Kaine Baldwin’s transition to defence holds plenty of potential for the Bombers in 2024.

The 21-year-old found his feet throughout the 2023 season in a previously unexplored role as a key back, pairing superb VFL form with impressive stints when called upon at AFL level.

Baldwin’s strong hands and one-on-one ability were prominent in the club’s tight victories over Richmond in Dreamtime at the ‘G and the round 22 clash with North Melbourne, averaging six marks per game across his three full appearances for the season.

Heading into his third pre-season with the Bombers, Baldwin is enticed by the prospect of building on his defensive craft, but remains open to contribute in any role asked of him.


“It’s exciting for me to get a nice 12-week block moving into our pre-season matches with training down back and exploring a few different roles. We’ve built a lot of depth defensively and created big competition for spots, which is always great from a team perspective,” Baldwin said.

“With a season (down back) under my belt, it’s been great. I feel really confident there now.

“I’m really keen to keep exploring that this year, but at the same time I’m open to moving where the coaches see fit and wherever there’s a spot available, I’m always keen to put my hand up for it.”

Baldwin’s journey to the AFL has been far from straightforward.

Consecutive ACL tears in 2019 and 2020 saw the highly-touted junior miss the national draft, but since landing at the Bombers as an SSP selection in 2021, Baldwin’s gradually rebuilt his base to endure the rigours of full seasons.

Aware that his growth would look different to some of his teammates, Baldwin believes he is now in the best shape of his career to date, attributed to strong training blocks and the mentorship of Development Coach Michael Hurley.


“I feel every year I’ve come back to pre-season has been 10 times better than the one before,” Baldwin said.

“It was always going to be a slow build for me in terms of getting my speed and agility bursts back after the injuries I suffered three years ago, and I’m hoping there’s still more to come in terms of that improvement, but this is definitely the best I’ve felt by a long shot.

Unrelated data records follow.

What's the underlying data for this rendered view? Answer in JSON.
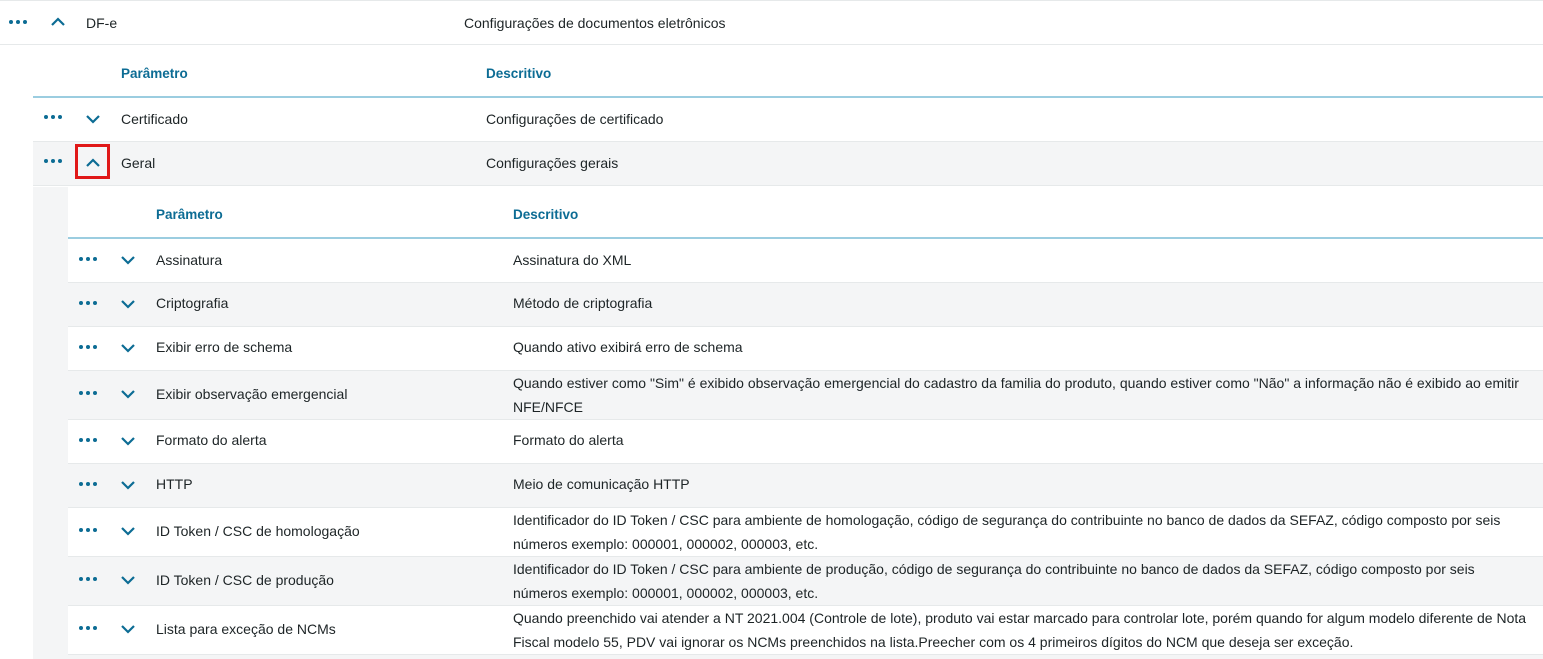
{
  "top": {
    "param": "DF-e",
    "desc": "Configurações de documentos eletrônicos"
  },
  "level1": {
    "header": {
      "param": "Parâmetro",
      "desc": "Descritivo"
    },
    "rows": [
      {
        "param": "Certificado",
        "desc": "Configurações de certificado"
      },
      {
        "param": "Geral",
        "desc": "Configurações gerais"
      }
    ]
  },
  "level2": {
    "header": {
      "param": "Parâmetro",
      "desc": "Descritivo"
    },
    "rows": [
      {
        "param": "Assinatura",
        "desc": "Assinatura do XML"
      },
      {
        "param": "Criptografia",
        "desc": "Método de criptografia"
      },
      {
        "param": "Exibir erro de schema",
        "desc": "Quando ativo exibirá erro de schema"
      },
      {
        "param": "Exibir observação emergencial",
        "desc": "Quando estiver como \"Sim\" é exibido observação emergencial do cadastro da familia do produto, quando estiver como \"Não\" a informação não é exibido ao emitir NFE/NFCE"
      },
      {
        "param": "Formato do alerta",
        "desc": "Formato do alerta"
      },
      {
        "param": "HTTP",
        "desc": "Meio de comunicação HTTP"
      },
      {
        "param": "ID Token / CSC de homologação",
        "desc": "Identificador do ID Token / CSC para ambiente de homologação, código de segurança do contribuinte no banco de dados da SEFAZ, código composto por seis números exemplo: 000001, 000002, 000003, etc."
      },
      {
        "param": "ID Token / CSC de produção",
        "desc": "Identificador do ID Token / CSC para ambiente de produção, código de segurança do contribuinte no banco de dados da SEFAZ, código composto por seis números exemplo: 000001, 000002, 000003, etc."
      },
      {
        "param": "Lista para exceção de NCMs",
        "desc": "Quando preenchido vai atender a NT 2021.004 (Controle de lote), produto vai estar marcado para controlar lote, porém quando for algum modelo diferente de Nota Fiscal modelo 55, PDV vai ignorar os NCMs preenchidos na lista.Preecher com os 4 primeiros dígitos do NCM que deseja ser exceção."
      }
    ]
  },
  "colors": {
    "accent": "#0c6c94",
    "highlight": "#e01818",
    "row_alt": "#f4f5f6"
  }
}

“‘Hurls’ (Hurley) and I have got a really strong relationship and I’ve leant on him for a lot in terms of my footy, my development plan, and structuring my improvement. He’s a great mentor and a great friend.

“Hopefully I can continue that uninterrupted run in the next few months and try to lock down a spot moving forward.”

Spending time on a player-driven training camp to Arizona in the off-season was another building block for Baldwin ahead of the new season, again honing in on his pace and repeat efforts.

The mix of players who trained both at home and abroad have looked to hit the ground running during the pre-Christmas block, and the results have already been visible.

“My goal individually (in Arizona) was to really focus on improving my speed and agility. The facility over there trains a lot of speed-dominant NFL athletes, so we worked with track coaches that held a lot of expertise in that field,” Baldwin said.

“Our days were structured quite similarly to an AFL pre-season in terms of morning trackwork and afternoon gym sessions, but we spent a lot of our track time on repeat speed efforts and short, hard running, which the boys have taken a lot back from.

“The way the boys handled the different loading was an exciting outcome and we saw that with a lot of guys cracking their PB’s in the two-kilometre time trial, even though our training was more speed-based than aerobic-heavy.

“I spent a lot of time working with Andy McGrath and Kyle Langford, who are just professionals in their preparation. Those two have really been leading the way, and you can see guys like Archie Perkins and Jye Menzie have come back looking stronger.”

Upon returning to the NEC Hangar, Baldwin and the squad have been presented with the arrivals of eight new recruits, a solid blend of draft talent and free agent/trade acquisitions.

The exciting combination of new players and a clear club focus on strengthening the football department with increased coaching resources hasn’t been lost on Baldwin and the wider group.

“Everyone’s excited about the prospect of what the year can hold. The new guys have all been very bubbly and energetic, and the draftees haven’t been nearly as introverted as you’d expect for first-year players,” Baldwin said.

“Seeing guys like Nate Caddy come in for craft drills and cracking in, throwing his body around gives the group a lift. Obviously experienced players like Todd Goldstein and Ben McKay will be great additions as well, so there’s going to be a lot of people to keep learning from.

“Last year we saw a big improvement in the number of development coaches and staff, and again this year it’s gone up another level with guys like David Rath and Ben Robbins coming in, who will be a really important resource for me in the mental skills space.

“I can’t wait to delve into the resources we’ll have available this season.”

For Baldwin, the club’s bigger picture is beginning to take shape.

“We’ve had a frustrating few years, but we’re well-placed to have strong times ahead with this younger core and the structure we’ve implemented,” Baldwin said.

“The veterans and free agents who have joined can see this group building a promising place to come and play, and there’s reason to be excited by that.”